─── GIVEN RECORDS

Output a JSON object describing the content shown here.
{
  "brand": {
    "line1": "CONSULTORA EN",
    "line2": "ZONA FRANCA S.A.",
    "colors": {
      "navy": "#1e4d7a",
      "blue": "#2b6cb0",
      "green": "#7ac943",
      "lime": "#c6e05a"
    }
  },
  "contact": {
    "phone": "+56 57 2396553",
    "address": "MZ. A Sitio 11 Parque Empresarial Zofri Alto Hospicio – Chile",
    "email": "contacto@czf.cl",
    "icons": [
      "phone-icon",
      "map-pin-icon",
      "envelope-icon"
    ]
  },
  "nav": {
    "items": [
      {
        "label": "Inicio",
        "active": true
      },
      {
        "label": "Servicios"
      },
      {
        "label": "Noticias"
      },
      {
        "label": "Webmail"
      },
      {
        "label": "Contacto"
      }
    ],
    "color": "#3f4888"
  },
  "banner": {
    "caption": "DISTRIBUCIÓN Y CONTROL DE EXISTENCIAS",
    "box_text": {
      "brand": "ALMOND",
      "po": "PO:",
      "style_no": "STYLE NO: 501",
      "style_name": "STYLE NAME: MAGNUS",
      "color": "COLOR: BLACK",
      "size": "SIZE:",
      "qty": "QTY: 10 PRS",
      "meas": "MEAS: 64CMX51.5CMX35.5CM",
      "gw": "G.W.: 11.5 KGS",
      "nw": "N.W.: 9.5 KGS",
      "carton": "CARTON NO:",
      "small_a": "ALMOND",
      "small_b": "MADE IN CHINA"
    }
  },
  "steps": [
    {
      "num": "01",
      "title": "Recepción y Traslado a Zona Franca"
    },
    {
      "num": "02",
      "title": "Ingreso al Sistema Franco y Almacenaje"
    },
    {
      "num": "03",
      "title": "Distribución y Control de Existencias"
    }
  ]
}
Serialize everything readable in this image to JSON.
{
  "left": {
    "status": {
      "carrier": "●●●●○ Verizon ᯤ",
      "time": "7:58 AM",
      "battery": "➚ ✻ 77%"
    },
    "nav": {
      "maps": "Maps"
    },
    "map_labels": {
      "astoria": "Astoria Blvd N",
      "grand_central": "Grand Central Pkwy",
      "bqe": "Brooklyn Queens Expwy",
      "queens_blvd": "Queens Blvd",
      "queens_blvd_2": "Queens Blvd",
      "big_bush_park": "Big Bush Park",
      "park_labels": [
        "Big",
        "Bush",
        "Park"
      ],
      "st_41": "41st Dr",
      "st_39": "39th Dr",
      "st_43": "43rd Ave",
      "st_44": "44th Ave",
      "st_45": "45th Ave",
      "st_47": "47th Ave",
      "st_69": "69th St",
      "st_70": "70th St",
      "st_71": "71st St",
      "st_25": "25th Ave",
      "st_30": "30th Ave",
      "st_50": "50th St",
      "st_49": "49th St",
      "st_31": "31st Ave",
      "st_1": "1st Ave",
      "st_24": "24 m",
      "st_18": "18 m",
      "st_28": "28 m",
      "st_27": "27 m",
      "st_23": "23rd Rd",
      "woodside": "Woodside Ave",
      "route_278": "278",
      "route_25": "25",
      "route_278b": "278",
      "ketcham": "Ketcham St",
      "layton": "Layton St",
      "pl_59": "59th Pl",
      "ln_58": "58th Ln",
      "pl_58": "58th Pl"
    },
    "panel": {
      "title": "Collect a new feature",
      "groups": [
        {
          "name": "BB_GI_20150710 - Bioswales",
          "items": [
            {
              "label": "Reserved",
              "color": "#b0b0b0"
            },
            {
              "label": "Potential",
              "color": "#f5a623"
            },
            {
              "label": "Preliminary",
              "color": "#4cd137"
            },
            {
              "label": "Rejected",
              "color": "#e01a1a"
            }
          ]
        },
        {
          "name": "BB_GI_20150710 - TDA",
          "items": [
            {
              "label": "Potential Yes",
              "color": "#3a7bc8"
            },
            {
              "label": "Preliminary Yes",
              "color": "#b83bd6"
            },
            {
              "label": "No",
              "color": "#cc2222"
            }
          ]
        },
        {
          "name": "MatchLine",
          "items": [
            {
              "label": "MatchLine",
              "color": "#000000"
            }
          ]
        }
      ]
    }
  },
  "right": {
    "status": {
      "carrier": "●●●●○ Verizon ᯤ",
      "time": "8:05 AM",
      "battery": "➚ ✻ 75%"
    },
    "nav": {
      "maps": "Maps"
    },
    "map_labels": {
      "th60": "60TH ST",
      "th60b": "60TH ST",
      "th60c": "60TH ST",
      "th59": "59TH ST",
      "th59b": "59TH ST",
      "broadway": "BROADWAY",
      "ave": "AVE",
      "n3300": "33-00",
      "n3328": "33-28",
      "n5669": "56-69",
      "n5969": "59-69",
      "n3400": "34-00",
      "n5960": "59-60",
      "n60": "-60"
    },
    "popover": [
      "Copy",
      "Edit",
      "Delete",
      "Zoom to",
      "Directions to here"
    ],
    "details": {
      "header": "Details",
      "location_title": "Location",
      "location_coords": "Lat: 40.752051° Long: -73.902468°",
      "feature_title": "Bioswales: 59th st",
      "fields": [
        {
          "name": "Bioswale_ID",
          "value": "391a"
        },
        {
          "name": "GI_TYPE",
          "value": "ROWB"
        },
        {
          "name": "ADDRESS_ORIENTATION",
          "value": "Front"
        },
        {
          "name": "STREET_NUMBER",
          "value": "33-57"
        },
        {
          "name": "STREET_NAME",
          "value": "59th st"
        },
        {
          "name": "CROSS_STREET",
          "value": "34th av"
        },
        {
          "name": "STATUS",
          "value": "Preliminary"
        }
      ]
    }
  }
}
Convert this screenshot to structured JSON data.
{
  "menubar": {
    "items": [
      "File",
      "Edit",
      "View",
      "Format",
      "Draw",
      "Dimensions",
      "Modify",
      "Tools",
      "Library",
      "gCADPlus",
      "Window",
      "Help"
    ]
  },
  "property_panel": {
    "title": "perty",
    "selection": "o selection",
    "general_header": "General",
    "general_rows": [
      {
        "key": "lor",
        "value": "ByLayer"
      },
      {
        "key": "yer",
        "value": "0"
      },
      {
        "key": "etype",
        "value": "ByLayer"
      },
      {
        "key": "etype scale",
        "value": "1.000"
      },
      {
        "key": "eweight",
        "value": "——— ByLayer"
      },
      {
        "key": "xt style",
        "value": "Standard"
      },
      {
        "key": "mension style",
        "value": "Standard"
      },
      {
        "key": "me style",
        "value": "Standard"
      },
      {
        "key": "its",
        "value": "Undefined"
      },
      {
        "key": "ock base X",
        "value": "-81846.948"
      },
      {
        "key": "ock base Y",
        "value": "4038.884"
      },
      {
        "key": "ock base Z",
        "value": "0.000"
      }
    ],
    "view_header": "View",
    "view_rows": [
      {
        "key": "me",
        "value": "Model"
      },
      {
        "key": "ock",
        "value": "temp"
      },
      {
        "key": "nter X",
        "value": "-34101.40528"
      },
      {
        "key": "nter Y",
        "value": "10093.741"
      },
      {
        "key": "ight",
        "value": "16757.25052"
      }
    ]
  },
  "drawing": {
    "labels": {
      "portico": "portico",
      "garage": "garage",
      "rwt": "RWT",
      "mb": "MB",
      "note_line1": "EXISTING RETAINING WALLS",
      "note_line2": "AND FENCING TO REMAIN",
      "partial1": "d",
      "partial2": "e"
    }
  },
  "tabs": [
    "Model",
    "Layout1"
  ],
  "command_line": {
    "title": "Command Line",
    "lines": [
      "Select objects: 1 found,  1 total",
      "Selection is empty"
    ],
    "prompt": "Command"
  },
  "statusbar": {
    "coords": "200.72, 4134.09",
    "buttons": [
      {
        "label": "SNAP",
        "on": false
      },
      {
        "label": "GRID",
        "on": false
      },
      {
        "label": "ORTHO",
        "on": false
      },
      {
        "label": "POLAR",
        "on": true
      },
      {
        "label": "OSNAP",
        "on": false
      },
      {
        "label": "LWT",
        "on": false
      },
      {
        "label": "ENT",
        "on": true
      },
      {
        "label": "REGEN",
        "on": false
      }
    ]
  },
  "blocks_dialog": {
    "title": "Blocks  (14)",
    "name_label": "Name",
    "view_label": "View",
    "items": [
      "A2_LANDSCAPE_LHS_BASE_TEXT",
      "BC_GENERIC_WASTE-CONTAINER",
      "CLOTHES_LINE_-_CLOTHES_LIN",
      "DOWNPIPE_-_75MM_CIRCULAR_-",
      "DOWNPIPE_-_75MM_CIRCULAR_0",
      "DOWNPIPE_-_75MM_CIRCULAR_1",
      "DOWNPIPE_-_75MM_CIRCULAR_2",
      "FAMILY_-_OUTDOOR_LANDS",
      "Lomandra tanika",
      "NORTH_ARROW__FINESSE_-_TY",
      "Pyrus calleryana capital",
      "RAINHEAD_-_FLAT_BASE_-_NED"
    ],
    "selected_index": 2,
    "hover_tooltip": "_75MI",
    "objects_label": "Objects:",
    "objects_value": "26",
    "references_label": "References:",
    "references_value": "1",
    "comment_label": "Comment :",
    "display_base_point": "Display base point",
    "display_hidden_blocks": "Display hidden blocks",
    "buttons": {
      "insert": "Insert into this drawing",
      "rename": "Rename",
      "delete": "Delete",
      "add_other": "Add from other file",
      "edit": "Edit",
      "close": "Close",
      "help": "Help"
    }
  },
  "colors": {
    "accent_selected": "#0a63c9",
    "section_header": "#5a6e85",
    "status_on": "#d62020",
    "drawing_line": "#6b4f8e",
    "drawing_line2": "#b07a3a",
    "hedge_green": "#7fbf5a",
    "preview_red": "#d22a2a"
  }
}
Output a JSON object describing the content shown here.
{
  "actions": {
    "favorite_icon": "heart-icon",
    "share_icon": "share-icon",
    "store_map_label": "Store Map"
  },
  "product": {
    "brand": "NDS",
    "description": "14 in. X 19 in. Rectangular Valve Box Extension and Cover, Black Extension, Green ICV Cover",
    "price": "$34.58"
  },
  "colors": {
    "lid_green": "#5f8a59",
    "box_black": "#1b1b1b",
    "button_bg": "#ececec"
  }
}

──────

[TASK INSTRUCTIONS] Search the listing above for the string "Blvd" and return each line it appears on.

[TASK RESPONSE]
      "astoria": "Astoria Blvd N",
      "queens_blvd": "Queens Blvd",
      "queens_blvd_2": "Queens Blvd",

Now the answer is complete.